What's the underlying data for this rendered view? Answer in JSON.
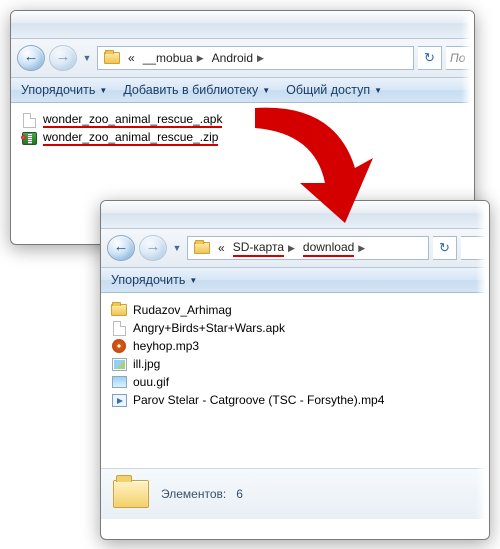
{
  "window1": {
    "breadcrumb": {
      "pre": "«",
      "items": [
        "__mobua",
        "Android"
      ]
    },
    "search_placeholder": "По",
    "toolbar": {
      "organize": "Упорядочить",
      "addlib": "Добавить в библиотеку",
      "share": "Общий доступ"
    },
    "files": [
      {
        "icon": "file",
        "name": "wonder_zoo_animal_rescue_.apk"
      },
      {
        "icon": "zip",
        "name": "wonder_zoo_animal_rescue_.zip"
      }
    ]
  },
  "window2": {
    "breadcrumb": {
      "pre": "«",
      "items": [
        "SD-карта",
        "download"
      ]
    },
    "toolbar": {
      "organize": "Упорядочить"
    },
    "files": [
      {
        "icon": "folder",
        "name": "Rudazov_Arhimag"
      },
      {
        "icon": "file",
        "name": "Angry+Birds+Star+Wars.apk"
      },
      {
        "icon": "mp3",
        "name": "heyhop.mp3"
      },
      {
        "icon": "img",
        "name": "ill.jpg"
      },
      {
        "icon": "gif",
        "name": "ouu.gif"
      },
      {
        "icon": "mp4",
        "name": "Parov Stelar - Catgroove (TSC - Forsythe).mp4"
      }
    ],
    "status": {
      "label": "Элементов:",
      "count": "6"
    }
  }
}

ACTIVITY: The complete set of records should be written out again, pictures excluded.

EXERCISE OUTPUT:
What's the underlying data for this rendered view? Answer in JSON.
{
  "window1": {
    "breadcrumb": {
      "pre": "«",
      "items": [
        "__mobua",
        "Android"
      ]
    },
    "search_placeholder": "По",
    "toolbar": {
      "organize": "Упорядочить",
      "addlib": "Добавить в библиотеку",
      "share": "Общий доступ"
    },
    "files": [
      {
        "icon": "file",
        "name": "wonder_zoo_animal_rescue_.apk"
      },
      {
        "icon": "zip",
        "name": "wonder_zoo_animal_rescue_.zip"
      }
    ]
  },
  "window2": {
    "breadcrumb": {
      "pre": "«",
      "items": [
        "SD-карта",
        "download"
      ]
    },
    "toolbar": {
      "organize": "Упорядочить"
    },
    "files": [
      {
        "icon": "folder",
        "name": "Rudazov_Arhimag"
      },
      {
        "icon": "file",
        "name": "Angry+Birds+Star+Wars.apk"
      },
      {
        "icon": "mp3",
        "name": "heyhop.mp3"
      },
      {
        "icon": "img",
        "name": "ill.jpg"
      },
      {
        "icon": "gif",
        "name": "ouu.gif"
      },
      {
        "icon": "mp4",
        "name": "Parov Stelar - Catgroove (TSC - Forsythe).mp4"
      }
    ],
    "status": {
      "label": "Элементов:",
      "count": "6"
    }
  }
}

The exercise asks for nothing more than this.